Component data from apps and pages

Content starts

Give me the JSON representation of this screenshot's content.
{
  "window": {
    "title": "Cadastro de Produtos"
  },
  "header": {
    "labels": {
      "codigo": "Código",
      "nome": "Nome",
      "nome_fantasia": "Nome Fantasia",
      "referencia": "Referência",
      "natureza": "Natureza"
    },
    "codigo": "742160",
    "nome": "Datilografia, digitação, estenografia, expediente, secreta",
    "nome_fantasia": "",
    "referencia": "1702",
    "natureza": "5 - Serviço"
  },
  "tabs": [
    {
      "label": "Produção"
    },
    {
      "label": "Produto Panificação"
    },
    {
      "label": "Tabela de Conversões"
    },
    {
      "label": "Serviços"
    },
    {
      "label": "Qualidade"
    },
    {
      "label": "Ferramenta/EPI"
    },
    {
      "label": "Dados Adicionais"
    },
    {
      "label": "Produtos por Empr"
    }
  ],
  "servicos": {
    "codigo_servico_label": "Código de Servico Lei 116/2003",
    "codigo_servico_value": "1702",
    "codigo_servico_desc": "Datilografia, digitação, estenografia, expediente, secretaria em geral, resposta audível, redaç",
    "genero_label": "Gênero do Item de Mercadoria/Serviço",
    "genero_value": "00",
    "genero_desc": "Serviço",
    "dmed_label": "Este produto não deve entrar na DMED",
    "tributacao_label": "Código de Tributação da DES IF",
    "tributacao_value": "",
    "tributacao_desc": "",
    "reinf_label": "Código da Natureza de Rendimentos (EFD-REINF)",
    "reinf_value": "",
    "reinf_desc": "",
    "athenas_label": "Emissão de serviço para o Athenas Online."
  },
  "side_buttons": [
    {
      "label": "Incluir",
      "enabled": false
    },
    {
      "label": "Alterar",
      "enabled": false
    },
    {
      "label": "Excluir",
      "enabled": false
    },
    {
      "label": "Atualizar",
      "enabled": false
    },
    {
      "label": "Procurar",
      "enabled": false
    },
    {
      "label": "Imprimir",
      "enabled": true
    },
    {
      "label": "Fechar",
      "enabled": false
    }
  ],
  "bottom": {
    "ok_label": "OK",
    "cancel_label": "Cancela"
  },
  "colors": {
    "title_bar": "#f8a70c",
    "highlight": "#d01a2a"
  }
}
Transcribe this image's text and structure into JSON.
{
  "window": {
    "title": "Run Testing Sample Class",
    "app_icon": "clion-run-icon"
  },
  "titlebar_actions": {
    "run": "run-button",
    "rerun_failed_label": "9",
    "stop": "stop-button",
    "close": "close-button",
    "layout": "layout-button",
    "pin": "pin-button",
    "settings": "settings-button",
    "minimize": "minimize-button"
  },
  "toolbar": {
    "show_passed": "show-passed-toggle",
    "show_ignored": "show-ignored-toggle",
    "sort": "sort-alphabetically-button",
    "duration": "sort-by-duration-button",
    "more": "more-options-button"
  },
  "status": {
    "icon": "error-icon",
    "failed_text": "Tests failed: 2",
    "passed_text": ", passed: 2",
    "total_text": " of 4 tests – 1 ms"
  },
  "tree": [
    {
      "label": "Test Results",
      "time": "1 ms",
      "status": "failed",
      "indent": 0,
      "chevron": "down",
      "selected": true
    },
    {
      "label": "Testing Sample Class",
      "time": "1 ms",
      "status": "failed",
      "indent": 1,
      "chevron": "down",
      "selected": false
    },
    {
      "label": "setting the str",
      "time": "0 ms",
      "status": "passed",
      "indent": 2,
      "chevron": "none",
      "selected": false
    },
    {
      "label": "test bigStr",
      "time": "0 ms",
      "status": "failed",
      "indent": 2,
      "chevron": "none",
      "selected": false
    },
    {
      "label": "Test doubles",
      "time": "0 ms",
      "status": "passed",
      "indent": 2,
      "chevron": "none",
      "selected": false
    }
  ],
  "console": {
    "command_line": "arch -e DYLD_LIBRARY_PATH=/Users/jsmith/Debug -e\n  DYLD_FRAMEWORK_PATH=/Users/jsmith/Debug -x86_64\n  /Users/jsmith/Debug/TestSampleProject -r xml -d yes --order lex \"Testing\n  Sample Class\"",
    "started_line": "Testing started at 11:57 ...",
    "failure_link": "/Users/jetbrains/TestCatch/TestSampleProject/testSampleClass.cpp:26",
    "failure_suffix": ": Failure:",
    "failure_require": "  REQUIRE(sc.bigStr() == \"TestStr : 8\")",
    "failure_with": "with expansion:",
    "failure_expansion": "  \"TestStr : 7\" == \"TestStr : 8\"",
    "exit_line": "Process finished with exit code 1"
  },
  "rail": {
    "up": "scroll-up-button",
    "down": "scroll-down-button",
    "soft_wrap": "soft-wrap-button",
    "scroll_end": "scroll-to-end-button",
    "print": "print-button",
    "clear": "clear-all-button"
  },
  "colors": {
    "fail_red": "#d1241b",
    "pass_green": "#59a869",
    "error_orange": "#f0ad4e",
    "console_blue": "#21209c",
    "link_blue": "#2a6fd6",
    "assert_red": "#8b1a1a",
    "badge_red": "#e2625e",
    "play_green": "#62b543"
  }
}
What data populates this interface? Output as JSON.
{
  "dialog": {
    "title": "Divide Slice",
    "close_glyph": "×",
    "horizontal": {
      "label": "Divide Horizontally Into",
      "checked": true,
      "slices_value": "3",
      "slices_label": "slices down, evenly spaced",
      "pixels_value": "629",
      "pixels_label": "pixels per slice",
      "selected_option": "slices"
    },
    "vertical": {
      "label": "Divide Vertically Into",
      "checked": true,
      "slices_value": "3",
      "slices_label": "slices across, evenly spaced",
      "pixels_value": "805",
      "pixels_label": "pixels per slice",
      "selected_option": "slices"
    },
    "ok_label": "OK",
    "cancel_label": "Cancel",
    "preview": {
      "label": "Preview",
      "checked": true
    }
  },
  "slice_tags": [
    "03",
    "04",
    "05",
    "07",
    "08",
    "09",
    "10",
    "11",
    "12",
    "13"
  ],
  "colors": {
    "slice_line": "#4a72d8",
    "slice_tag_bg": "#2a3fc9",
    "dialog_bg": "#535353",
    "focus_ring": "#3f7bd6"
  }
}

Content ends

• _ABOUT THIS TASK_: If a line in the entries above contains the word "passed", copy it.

• _RESPONSE AREA_:
    "show_passed": "show-passed-toggle",
    "passed_text": ", passed: 2",
      "status": "passed",
      "status": "passed",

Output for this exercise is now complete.